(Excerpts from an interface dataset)
=== Begin Enclosure ===

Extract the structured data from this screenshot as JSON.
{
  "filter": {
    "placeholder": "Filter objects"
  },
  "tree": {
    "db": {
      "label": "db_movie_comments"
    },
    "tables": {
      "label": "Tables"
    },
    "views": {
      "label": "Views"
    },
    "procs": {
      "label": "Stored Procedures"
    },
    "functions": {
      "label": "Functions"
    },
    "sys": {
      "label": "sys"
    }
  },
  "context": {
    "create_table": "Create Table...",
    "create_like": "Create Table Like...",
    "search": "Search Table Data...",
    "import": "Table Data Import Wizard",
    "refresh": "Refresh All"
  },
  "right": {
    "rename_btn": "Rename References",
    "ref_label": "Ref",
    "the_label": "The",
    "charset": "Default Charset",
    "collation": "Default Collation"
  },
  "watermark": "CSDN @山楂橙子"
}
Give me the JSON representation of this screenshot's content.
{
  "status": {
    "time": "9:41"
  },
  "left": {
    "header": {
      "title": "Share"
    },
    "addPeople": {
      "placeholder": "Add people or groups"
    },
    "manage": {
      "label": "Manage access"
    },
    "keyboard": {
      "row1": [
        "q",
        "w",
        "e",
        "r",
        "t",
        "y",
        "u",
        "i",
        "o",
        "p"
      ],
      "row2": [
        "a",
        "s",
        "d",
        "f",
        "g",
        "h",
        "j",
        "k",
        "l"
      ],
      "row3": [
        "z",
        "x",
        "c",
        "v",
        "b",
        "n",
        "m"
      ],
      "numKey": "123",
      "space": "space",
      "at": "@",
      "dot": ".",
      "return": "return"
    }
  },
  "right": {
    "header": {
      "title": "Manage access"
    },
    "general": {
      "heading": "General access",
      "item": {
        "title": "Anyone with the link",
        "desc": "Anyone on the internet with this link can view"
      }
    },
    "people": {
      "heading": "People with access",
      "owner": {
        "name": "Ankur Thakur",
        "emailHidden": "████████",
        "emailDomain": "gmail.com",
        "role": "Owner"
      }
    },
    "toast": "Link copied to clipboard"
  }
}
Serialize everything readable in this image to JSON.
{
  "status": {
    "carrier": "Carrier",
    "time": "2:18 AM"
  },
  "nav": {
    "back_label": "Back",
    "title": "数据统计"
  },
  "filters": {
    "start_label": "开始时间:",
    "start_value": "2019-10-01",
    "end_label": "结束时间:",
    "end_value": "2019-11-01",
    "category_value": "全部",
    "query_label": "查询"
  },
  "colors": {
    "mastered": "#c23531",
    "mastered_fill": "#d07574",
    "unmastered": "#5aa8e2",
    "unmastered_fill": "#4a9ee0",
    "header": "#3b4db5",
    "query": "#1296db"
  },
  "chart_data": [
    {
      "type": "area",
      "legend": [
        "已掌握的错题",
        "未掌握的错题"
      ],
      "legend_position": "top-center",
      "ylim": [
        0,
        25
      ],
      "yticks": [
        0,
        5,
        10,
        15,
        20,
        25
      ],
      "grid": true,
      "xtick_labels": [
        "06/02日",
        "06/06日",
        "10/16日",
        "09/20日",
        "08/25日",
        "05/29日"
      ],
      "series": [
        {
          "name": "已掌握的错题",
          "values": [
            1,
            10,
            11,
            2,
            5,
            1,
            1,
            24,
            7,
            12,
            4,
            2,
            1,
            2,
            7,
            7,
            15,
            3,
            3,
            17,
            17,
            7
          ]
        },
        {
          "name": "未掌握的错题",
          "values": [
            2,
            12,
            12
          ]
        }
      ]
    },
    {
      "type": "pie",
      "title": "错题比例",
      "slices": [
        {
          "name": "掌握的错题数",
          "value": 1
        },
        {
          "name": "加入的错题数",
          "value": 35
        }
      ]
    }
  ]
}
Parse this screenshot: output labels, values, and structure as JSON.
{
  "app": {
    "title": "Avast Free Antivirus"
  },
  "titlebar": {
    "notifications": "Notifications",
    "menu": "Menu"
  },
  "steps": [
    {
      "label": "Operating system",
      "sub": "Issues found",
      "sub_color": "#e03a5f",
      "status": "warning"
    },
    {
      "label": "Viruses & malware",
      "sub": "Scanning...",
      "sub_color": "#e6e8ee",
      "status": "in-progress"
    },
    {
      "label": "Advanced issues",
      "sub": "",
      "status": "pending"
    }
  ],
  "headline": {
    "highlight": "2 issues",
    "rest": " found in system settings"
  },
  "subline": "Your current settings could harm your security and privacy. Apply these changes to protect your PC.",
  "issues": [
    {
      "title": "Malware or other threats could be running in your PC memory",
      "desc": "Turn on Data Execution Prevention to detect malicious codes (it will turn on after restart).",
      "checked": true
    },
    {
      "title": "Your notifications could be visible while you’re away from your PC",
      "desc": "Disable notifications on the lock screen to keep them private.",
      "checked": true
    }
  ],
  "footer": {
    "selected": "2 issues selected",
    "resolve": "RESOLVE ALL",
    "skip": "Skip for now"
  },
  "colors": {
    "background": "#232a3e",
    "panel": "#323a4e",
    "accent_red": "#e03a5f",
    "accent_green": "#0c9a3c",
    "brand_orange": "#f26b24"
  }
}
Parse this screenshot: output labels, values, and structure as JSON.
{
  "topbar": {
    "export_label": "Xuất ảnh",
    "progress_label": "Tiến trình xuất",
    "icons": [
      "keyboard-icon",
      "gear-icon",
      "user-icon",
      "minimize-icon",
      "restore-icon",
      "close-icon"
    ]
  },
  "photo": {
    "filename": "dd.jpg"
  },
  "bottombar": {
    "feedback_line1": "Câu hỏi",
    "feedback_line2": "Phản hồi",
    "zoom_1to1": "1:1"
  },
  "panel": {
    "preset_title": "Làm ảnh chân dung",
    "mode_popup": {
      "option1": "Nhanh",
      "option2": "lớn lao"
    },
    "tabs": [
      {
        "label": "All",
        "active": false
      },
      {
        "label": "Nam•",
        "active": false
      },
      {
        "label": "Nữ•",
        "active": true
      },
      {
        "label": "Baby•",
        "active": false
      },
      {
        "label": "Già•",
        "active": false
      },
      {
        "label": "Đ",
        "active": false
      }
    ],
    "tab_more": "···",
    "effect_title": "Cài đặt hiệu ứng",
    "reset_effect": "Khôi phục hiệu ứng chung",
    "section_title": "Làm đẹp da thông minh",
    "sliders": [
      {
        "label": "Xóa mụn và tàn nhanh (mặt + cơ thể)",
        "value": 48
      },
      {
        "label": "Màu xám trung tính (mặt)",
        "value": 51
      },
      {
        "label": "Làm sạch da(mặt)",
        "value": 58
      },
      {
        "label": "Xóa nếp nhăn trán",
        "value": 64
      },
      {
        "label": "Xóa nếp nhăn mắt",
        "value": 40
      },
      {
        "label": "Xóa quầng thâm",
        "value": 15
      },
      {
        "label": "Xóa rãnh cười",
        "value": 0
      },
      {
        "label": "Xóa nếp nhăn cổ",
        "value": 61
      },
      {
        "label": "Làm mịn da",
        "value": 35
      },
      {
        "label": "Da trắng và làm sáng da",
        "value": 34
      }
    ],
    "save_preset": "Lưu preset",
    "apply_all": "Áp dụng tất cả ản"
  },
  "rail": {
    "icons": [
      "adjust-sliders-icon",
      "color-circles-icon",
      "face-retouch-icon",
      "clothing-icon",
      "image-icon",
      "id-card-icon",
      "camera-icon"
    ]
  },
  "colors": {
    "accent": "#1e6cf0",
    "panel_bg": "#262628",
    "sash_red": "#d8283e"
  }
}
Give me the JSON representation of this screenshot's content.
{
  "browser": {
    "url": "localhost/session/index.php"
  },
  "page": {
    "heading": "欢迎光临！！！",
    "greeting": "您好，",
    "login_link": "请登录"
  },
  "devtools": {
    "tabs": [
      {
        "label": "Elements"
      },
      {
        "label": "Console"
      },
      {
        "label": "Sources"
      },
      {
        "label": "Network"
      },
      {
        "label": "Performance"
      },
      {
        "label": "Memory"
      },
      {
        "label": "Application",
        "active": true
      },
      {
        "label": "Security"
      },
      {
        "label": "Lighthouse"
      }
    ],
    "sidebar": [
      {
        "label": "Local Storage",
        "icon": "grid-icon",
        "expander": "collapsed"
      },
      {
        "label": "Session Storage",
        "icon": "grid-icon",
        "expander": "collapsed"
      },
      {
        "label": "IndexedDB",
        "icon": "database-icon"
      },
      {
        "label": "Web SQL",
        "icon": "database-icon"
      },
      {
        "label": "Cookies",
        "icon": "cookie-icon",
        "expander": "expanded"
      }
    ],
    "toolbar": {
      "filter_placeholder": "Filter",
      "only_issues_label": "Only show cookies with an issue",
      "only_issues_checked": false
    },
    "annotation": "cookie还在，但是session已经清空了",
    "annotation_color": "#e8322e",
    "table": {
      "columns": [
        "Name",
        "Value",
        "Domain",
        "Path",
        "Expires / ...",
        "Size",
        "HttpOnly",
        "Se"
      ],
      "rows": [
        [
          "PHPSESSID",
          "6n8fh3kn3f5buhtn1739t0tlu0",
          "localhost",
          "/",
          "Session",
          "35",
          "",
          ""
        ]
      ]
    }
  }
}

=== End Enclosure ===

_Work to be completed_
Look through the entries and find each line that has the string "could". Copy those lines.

_Answer section_
  "subline": "Your current settings could harm your security and privacy. Apply these changes to protect your PC.",
      "title": "Malware or other threats could be running in your PC memory",
      "title": "Your notifications could be visible while you’re away from your PC",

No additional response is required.